= Exercise objective =
Give every line below again, exactly.

= Data items =
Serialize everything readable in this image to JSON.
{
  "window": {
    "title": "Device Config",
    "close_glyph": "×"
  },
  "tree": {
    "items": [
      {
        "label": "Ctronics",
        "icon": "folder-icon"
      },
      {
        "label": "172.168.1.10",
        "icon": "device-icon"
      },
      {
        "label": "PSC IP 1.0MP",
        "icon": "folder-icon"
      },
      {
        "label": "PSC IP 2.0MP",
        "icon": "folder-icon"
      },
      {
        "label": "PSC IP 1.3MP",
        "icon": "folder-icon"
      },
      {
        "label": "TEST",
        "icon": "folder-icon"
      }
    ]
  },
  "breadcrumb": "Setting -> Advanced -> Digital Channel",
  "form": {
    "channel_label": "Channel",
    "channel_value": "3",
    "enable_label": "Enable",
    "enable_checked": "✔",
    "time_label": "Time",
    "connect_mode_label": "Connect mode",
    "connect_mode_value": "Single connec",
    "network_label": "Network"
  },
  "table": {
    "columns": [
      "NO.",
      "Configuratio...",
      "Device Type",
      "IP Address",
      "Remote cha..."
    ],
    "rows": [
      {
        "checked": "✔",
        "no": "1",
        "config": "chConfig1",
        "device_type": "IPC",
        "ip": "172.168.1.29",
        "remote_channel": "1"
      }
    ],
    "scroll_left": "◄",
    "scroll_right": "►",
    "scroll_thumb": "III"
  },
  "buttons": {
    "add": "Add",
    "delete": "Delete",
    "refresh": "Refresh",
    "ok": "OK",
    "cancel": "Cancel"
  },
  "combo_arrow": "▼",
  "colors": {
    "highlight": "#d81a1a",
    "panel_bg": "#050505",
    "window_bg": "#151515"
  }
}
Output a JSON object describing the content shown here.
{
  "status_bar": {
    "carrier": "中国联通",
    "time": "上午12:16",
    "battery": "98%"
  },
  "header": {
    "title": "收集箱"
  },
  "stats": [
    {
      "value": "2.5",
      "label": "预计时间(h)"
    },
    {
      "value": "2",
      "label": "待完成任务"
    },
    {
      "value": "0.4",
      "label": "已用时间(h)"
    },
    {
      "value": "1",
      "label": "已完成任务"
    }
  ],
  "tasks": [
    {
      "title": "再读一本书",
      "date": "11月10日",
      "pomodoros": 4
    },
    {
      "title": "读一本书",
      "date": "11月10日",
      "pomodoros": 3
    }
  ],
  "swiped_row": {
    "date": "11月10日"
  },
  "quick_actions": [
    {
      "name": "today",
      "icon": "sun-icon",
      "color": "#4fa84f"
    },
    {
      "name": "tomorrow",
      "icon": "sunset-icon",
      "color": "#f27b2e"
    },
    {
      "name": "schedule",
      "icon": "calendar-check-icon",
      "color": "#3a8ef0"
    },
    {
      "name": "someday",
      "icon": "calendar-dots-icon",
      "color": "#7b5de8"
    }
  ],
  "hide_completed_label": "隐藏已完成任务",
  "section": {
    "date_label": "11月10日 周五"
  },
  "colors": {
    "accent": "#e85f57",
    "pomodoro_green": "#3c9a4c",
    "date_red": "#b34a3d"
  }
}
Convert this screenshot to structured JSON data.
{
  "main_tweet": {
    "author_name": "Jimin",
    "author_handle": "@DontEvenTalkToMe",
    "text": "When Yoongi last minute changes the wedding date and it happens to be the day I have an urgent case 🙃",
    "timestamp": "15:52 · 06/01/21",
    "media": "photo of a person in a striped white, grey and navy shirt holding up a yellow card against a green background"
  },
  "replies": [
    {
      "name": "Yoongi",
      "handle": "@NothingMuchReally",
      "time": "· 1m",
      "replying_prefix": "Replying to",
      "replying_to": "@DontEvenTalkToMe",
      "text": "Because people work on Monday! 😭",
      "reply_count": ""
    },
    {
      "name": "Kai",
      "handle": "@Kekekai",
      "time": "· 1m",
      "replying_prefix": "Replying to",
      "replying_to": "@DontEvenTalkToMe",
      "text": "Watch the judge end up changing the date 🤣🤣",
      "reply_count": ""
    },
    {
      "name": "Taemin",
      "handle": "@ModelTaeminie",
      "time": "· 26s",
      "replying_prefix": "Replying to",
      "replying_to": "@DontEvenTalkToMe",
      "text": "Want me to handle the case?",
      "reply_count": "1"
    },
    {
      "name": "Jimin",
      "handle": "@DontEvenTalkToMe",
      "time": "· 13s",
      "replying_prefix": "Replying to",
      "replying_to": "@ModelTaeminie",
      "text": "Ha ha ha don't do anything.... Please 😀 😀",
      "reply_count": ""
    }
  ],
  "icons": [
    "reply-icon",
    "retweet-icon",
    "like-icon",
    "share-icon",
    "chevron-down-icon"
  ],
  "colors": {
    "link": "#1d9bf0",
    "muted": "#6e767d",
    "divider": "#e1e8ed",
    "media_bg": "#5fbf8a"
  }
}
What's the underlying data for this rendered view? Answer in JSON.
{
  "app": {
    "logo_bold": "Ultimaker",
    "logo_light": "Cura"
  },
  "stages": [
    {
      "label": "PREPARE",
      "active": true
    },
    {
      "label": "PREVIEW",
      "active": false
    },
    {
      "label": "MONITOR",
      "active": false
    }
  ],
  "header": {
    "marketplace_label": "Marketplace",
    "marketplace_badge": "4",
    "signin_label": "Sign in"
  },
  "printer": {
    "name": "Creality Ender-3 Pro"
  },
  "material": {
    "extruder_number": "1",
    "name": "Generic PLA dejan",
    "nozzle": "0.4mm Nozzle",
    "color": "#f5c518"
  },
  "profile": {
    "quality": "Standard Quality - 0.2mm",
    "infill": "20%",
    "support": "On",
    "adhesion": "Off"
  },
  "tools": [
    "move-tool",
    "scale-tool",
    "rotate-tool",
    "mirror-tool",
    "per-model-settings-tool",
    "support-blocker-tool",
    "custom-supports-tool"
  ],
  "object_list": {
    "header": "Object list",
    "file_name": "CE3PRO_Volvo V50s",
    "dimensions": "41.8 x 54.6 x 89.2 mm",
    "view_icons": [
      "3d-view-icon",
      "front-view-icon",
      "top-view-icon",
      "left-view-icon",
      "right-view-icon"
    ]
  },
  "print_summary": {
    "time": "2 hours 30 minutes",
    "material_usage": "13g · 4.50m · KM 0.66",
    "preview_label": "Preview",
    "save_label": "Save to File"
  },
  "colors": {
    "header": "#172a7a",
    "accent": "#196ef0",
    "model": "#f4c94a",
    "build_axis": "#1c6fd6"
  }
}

= Task answer =
Serialize everything readable in this image to JSON.
{
  "window": {
    "title": "Device Config",
    "close_glyph": "×"
  },
  "tree": {
    "items": [
      {
        "label": "Ctronics",
        "icon": "folder-icon"
      },
      {
        "label": "172.168.1.10",
        "icon": "device-icon"
      },
      {
        "label": "PSC IP 1.0MP",
        "icon": "folder-icon"
      },
      {
        "label": "PSC IP 2.0MP",
        "icon": "folder-icon"
      },
      {
        "label": "PSC IP 1.3MP",
        "icon": "folder-icon"
      },
      {
        "label": "TEST",
        "icon": "folder-icon"
      }
    ]
  },
  "breadcrumb": "Setting -> Advanced -> Digital Channel",
  "form": {
    "channel_label": "Channel",
    "channel_value": "3",
    "enable_label": "Enable",
    "enable_checked": "✔",
    "time_label": "Time",
    "connect_mode_label": "Connect mode",
    "connect_mode_value": "Single connec",
    "network_label": "Network"
  },
  "table": {
    "columns": [
      "NO.",
      "Configuratio...",
      "Device Type",
      "IP Address",
      "Remote cha..."
    ],
    "rows": [
      {
        "checked": "✔",
        "no": "1",
        "config": "chConfig1",
        "device_type": "IPC",
        "ip": "172.168.1.29",
        "remote_channel": "1"
      }
    ],
    "scroll_left": "◄",
    "scroll_right": "►",
    "scroll_thumb": "III"
  },
  "buttons": {
    "add": "Add",
    "delete": "Delete",
    "refresh": "Refresh",
    "ok": "OK",
    "cancel": "Cancel"
  },
  "combo_arrow": "▼",
  "colors": {
    "highlight": "#d81a1a",
    "panel_bg": "#050505",
    "window_bg": "#151515"
  }
}
Output a JSON object describing the content shown here.
{
  "status_bar": {
    "carrier": "中国联通",
    "time": "上午12:16",
    "battery": "98%"
  },
  "header": {
    "title": "收集箱"
  },
  "stats": [
    {
      "value": "2.5",
      "label": "预计时间(h)"
    },
    {
      "value": "2",
      "label": "待完成任务"
    },
    {
      "value": "0.4",
      "label": "已用时间(h)"
    },
    {
      "value": "1",
      "label": "已完成任务"
    }
  ],
  "tasks": [
    {
      "title": "再读一本书",
      "date": "11月10日",
      "pomodoros": 4
    },
    {
      "title": "读一本书",
      "date": "11月10日",
      "pomodoros": 3
    }
  ],
  "swiped_row": {
    "date": "11月10日"
  },
  "quick_actions": [
    {
      "name": "today",
      "icon": "sun-icon",
      "color": "#4fa84f"
    },
    {
      "name": "tomorrow",
      "icon": "sunset-icon",
      "color": "#f27b2e"
    },
    {
      "name": "schedule",
      "icon": "calendar-check-icon",
      "color": "#3a8ef0"
    },
    {
      "name": "someday",
      "icon": "calendar-dots-icon",
      "color": "#7b5de8"
    }
  ],
  "hide_completed_label": "隐藏已完成任务",
  "section": {
    "date_label": "11月10日 周五"
  },
  "colors": {
    "accent": "#e85f57",
    "pomodoro_green": "#3c9a4c",
    "date_red": "#b34a3d"
  }
}
Convert this screenshot to structured JSON data.
{
  "main_tweet": {
    "author_name": "Jimin",
    "author_handle": "@DontEvenTalkToMe",
    "text": "When Yoongi last minute changes the wedding date and it happens to be the day I have an urgent case 🙃",
    "timestamp": "15:52 · 06/01/21",
    "media": "photo of a person in a striped white, grey and navy shirt holding up a yellow card against a green background"
  },
  "replies": [
    {
      "name": "Yoongi",
      "handle": "@NothingMuchReally",
      "time": "· 1m",
      "replying_prefix": "Replying to",
      "replying_to": "@DontEvenTalkToMe",
      "text": "Because people work on Monday! 😭",
      "reply_count": ""
    },
    {
      "name": "Kai",
      "handle": "@Kekekai",
      "time": "· 1m",
      "replying_prefix": "Replying to",
      "replying_to": "@DontEvenTalkToMe",
      "text": "Watch the judge end up changing the date 🤣🤣",
      "reply_count": ""
    },
    {
      "name": "Taemin",
      "handle": "@ModelTaeminie",
      "time": "· 26s",
      "replying_prefix": "Replying to",
      "replying_to": "@DontEvenTalkToMe",
      "text": "Want me to handle the case?",
      "reply_count": "1"
    },
    {
      "name": "Jimin",
      "handle": "@DontEvenTalkToMe",
      "time": "· 13s",
      "replying_prefix": "Replying to",
      "replying_to": "@ModelTaeminie",
      "text": "Ha ha ha don't do anything.... Please 😀 😀",
      "reply_count": ""
    }
  ],
  "icons": [
    "reply-icon",
    "retweet-icon",
    "like-icon",
    "share-icon",
    "chevron-down-icon"
  ],
  "colors": {
    "link": "#1d9bf0",
    "muted": "#6e767d",
    "divider": "#e1e8ed",
    "media_bg": "#5fbf8a"
  }
}
What's the underlying data for this rendered view? Answer in JSON.
{
  "app": {
    "logo_bold": "Ultimaker",
    "logo_light": "Cura"
  },
  "stages": [
    {
      "label": "PREPARE",
      "active": true
    },
    {
      "label": "PREVIEW",
      "active": false
    },
    {
      "label": "MONITOR",
      "active": false
    }
  ],
  "header": {
    "marketplace_label": "Marketplace",
    "marketplace_badge": "4",
    "signin_label": "Sign in"
  },
  "printer": {
    "name": "Creality Ender-3 Pro"
  },
  "material": {
    "extruder_number": "1",
    "name": "Generic PLA dejan",
    "nozzle": "0.4mm Nozzle",
    "color": "#f5c518"
  },
  "profile": {
    "quality": "Standard Quality - 0.2mm",
    "infill": "20%",
    "support": "On",
    "adhesion": "Off"
  },
  "tools": [
    "move-tool",
    "scale-tool",
    "rotate-tool",
    "mirror-tool",
    "per-model-settings-tool",
    "support-blocker-tool",
    "custom-supports-tool"
  ],
  "object_list": {
    "header": "Object list",
    "file_name": "CE3PRO_Volvo V50s",
    "dimensions": "41.8 x 54.6 x 89.2 mm",
    "view_icons": [
      "3d-view-icon",
      "front-view-icon",
      "top-view-icon",
      "left-view-icon",
      "right-view-icon"
    ]
  },
  "print_summary": {
    "time": "2 hours 30 minutes",
    "material_usage": "13g · 4.50m · KM 0.66",
    "preview_label": "Preview",
    "save_label": "Save to File"
  },
  "colors": {
    "header": "#172a7a",
    "accent": "#196ef0",
    "model": "#f4c94a",
    "build_axis": "#1c6fd6"
  }
}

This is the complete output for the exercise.